> [WHAT THE TASK REQUIRES] Below are the records; count how many of their lines carry "JSON" and give only the number.

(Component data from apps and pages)
----

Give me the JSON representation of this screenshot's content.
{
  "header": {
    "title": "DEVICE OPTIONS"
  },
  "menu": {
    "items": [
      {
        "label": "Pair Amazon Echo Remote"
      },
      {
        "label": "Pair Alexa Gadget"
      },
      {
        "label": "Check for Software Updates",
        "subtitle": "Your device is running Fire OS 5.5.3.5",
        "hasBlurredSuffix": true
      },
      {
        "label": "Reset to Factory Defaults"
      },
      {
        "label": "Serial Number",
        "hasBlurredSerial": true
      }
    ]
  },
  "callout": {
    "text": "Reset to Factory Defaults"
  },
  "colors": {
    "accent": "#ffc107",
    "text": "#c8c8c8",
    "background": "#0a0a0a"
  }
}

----

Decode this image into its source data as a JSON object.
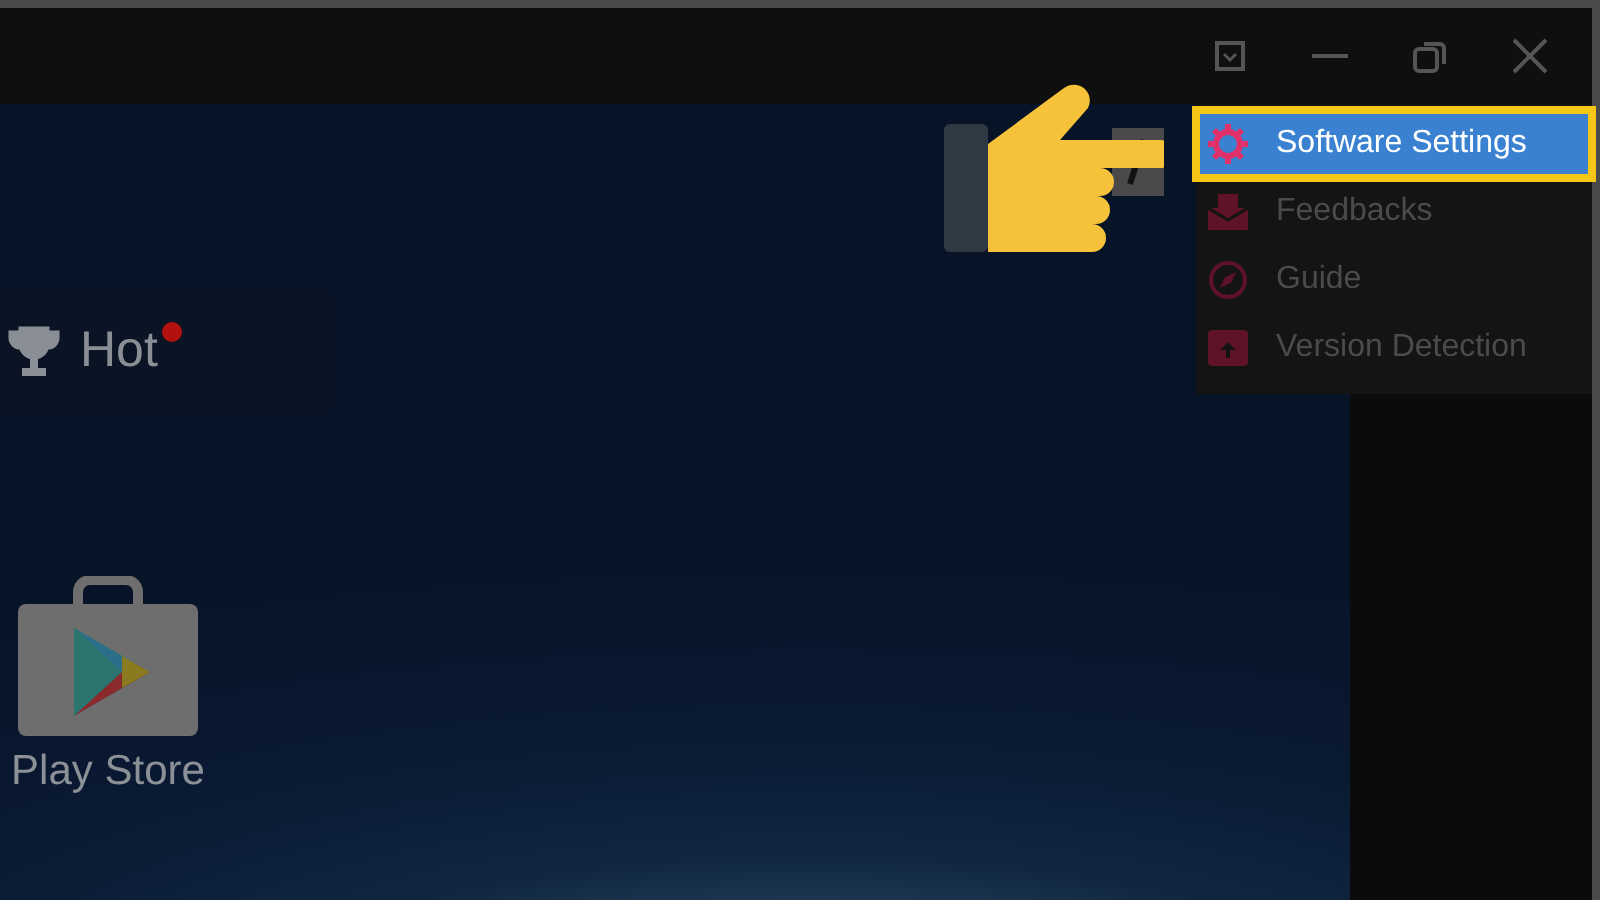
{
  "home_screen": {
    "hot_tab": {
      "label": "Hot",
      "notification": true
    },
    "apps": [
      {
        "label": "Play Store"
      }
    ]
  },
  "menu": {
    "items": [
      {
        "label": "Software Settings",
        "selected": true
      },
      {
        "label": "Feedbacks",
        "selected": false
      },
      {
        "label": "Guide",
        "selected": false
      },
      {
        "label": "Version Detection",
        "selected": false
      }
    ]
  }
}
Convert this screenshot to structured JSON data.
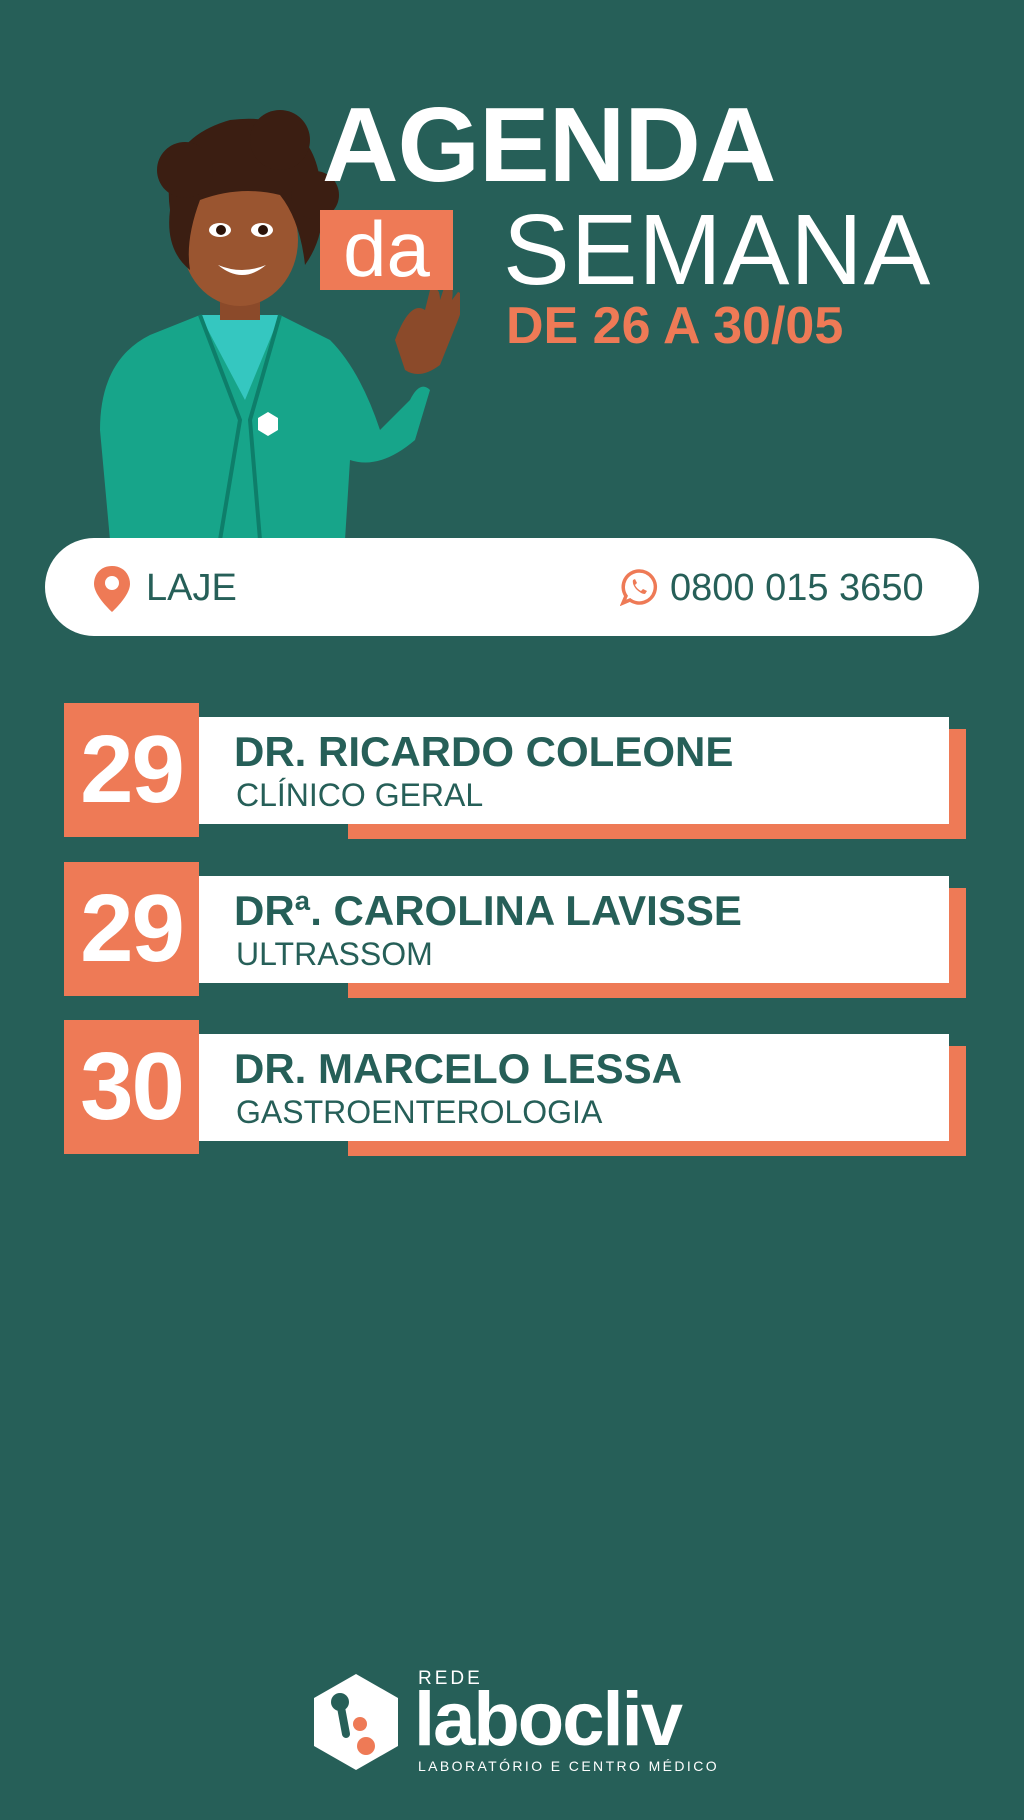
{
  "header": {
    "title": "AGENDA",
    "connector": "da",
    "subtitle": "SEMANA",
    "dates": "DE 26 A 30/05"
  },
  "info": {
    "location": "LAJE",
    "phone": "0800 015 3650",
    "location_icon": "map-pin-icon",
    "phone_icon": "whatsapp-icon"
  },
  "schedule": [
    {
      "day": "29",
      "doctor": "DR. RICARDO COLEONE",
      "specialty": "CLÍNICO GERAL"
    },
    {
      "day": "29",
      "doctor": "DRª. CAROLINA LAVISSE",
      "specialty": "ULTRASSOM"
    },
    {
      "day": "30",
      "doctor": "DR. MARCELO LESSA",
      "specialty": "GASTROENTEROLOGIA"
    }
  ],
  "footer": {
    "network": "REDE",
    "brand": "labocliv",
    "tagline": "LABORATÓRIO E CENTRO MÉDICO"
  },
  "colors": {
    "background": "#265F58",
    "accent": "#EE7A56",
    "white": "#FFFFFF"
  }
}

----

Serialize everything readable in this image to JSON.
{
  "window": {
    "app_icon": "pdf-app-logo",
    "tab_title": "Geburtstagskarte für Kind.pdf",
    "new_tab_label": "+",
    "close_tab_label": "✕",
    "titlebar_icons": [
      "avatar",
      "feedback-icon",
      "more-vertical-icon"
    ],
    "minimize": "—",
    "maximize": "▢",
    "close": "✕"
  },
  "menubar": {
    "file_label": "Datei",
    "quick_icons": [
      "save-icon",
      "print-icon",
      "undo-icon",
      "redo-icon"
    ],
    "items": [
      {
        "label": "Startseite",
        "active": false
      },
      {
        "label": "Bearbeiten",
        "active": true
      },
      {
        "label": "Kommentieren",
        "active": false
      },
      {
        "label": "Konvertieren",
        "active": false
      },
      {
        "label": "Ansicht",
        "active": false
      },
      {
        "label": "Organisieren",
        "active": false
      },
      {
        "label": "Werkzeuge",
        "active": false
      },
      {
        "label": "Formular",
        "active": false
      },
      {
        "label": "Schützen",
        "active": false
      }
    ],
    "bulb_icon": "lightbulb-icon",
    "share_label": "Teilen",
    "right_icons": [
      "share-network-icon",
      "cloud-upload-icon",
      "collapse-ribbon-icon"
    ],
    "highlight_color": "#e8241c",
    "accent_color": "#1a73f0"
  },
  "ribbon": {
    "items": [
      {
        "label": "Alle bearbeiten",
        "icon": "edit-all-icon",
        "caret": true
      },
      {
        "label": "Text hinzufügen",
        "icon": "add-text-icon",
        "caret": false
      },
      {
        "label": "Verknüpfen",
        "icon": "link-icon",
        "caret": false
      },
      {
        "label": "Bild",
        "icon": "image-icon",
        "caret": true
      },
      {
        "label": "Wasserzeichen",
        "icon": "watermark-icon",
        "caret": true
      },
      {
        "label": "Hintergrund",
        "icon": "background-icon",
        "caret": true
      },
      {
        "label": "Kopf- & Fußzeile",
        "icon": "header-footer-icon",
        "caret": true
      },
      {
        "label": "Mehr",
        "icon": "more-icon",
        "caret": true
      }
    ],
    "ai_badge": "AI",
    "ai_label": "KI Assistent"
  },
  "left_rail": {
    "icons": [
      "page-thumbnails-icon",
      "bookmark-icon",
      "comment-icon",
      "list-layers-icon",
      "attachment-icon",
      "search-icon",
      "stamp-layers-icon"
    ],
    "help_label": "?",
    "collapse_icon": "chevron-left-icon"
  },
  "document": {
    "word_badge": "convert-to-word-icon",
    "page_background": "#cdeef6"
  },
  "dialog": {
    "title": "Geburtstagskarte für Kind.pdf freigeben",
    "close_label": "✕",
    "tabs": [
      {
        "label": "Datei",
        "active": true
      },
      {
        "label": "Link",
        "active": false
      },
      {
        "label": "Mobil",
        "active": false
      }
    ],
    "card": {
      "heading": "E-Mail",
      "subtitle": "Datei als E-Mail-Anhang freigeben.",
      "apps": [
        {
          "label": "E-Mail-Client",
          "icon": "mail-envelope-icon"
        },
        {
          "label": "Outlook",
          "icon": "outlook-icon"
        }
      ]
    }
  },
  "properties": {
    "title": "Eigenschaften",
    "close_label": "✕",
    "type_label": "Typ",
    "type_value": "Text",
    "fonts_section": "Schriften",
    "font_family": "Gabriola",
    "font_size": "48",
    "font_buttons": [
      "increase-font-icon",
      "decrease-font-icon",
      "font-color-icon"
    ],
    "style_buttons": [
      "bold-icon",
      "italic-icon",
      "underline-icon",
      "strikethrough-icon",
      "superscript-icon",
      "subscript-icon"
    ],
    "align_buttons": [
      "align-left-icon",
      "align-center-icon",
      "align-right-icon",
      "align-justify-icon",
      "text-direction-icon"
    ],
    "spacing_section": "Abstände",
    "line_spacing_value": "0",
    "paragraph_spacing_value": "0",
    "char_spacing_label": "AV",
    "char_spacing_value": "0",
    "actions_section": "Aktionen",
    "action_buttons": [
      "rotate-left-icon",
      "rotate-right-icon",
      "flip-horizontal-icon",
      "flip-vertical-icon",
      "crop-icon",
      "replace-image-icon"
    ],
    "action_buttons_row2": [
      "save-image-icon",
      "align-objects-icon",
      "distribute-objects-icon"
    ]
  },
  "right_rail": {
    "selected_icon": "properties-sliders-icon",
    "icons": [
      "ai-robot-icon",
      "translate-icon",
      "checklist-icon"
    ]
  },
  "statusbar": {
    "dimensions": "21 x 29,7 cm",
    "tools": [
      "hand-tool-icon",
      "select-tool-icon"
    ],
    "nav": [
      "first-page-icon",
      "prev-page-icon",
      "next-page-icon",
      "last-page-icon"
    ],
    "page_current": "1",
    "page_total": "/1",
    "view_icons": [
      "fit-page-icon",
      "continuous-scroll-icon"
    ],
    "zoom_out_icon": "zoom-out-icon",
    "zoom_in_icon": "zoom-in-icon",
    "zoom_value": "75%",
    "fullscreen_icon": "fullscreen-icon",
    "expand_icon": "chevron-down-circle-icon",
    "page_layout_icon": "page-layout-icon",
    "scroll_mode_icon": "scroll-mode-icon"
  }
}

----

> [WRITTEN SOLUTION] 4